Guinea have followed up their verbal interest in hosting either the 2019 or 2021 Africa Cup of Nations with an official bid submitted to the Confederation Of African Football on Thursday the country’s football officials have announced in Conakry.A four-man delegation including minister of sports Sanoussy Bantama Sow and FA chairman Salifou Camara were said to have travelled to the Cairo headquarters of CAF to deliver documents to show how serious they are to host the continent’s biggest football fiesta.DocumentsThe documents submitted by the Guinean officials included motivations and guarantees from the government to host either of the tournaments.-We believe it is time that the Africa Cup of Nations comes to our country, Guinea,” Camara said in a statement.-We are hopeful this will be a reality and it will contribute to the development of infrastructure and grassroots football. HistoricIf finally given the nod, it will be an historic moment for Guinea that has never won or hosted the Africa Cup of Nations.
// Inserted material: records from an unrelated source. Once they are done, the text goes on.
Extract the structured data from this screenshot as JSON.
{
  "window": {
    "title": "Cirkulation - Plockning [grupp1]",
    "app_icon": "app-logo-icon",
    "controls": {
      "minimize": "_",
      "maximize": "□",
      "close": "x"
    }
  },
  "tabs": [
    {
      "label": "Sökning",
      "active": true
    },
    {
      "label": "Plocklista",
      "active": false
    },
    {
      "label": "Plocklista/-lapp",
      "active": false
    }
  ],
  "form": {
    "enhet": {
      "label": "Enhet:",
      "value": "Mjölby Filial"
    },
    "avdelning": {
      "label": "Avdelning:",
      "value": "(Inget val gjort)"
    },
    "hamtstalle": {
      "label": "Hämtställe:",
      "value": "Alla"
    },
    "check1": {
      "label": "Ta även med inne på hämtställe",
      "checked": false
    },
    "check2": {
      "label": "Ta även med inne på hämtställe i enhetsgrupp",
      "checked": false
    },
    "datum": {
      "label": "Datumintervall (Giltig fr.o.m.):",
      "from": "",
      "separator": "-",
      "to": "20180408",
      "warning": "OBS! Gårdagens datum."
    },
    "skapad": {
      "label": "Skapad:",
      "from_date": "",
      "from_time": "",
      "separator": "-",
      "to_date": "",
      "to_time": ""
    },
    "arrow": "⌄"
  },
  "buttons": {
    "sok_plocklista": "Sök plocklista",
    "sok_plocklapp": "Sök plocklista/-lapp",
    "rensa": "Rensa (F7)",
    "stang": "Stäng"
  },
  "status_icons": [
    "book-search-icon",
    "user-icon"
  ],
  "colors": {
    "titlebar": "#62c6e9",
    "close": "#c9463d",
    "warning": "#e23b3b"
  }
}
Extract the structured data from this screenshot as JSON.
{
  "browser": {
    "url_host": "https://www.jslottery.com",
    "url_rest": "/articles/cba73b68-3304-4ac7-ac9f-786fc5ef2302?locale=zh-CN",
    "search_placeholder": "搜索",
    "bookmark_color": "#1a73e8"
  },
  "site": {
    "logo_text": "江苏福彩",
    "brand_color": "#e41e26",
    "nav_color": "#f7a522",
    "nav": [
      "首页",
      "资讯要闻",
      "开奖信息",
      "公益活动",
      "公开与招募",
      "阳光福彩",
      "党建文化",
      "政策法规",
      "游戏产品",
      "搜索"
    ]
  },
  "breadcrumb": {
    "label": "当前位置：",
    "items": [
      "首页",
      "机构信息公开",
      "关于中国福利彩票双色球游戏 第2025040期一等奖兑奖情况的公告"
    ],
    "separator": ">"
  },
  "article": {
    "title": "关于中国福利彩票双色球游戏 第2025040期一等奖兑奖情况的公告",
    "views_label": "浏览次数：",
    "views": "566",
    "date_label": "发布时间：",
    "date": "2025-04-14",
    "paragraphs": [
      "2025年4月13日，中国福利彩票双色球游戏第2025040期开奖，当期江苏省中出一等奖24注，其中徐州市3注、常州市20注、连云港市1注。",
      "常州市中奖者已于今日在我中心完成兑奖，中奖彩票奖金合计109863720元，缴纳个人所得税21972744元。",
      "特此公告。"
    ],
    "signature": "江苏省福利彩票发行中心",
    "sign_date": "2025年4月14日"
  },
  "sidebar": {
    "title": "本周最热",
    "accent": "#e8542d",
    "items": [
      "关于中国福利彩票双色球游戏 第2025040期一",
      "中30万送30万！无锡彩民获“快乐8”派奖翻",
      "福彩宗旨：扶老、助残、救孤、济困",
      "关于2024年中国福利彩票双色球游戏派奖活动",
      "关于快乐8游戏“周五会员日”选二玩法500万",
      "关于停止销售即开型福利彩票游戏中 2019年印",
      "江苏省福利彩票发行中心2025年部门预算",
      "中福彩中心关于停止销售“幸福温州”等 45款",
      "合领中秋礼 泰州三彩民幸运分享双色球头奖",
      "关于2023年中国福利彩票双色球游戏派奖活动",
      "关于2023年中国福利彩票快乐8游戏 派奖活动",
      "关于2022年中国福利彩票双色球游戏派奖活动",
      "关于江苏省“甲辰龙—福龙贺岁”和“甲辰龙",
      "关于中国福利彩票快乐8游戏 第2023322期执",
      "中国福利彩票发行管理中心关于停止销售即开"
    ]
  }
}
The Syli National’s best performance in the showpiece event in Africa was in Ethiopia in 1976, when they finished as runners-up against winners Morocco.